=== Information ===
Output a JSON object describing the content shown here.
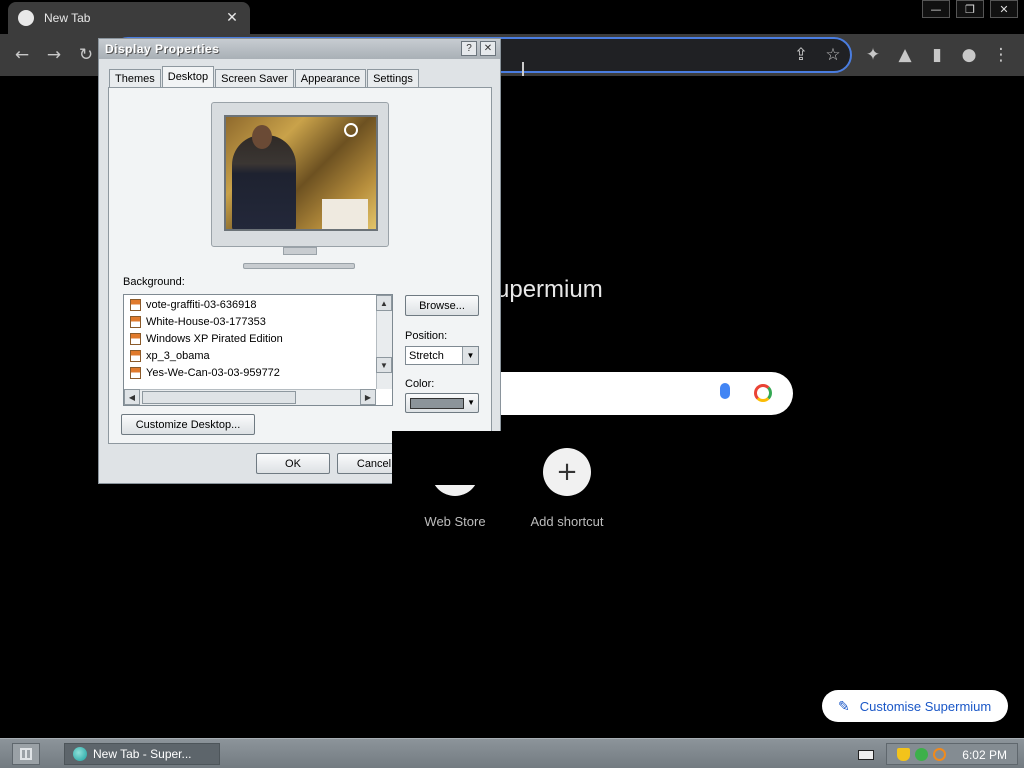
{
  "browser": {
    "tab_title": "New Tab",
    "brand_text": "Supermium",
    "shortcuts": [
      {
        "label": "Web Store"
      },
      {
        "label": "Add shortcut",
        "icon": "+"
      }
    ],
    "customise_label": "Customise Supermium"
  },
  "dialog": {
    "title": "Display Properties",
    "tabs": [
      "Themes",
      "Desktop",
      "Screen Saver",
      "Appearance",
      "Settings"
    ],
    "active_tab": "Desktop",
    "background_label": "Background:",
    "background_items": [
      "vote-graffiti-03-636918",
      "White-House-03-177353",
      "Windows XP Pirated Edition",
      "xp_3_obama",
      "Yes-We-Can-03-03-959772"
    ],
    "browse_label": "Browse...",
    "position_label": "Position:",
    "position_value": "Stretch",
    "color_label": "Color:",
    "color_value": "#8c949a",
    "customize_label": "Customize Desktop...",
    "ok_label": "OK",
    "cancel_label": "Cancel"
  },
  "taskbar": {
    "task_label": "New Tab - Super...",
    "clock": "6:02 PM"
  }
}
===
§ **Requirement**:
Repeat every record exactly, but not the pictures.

§ **Output of the task**:
Output a JSON object describing the content shown here.
{
  "browser": {
    "tab_title": "New Tab",
    "brand_text": "Supermium",
    "shortcuts": [
      {
        "label": "Web Store"
      },
      {
        "label": "Add shortcut",
        "icon": "+"
      }
    ],
    "customise_label": "Customise Supermium"
  },
  "dialog": {
    "title": "Display Properties",
    "tabs": [
      "Themes",
      "Desktop",
      "Screen Saver",
      "Appearance",
      "Settings"
    ],
    "active_tab": "Desktop",
    "background_label": "Background:",
    "background_items": [
      "vote-graffiti-03-636918",
      "White-House-03-177353",
      "Windows XP Pirated Edition",
      "xp_3_obama",
      "Yes-We-Can-03-03-959772"
    ],
    "browse_label": "Browse...",
    "position_label": "Position:",
    "position_value": "Stretch",
    "color_label": "Color:",
    "color_value": "#8c949a",
    "customize_label": "Customize Desktop...",
    "ok_label": "OK",
    "cancel_label": "Cancel"
  },
  "taskbar": {
    "task_label": "New Tab - Super...",
    "clock": "6:02 PM"
  }
}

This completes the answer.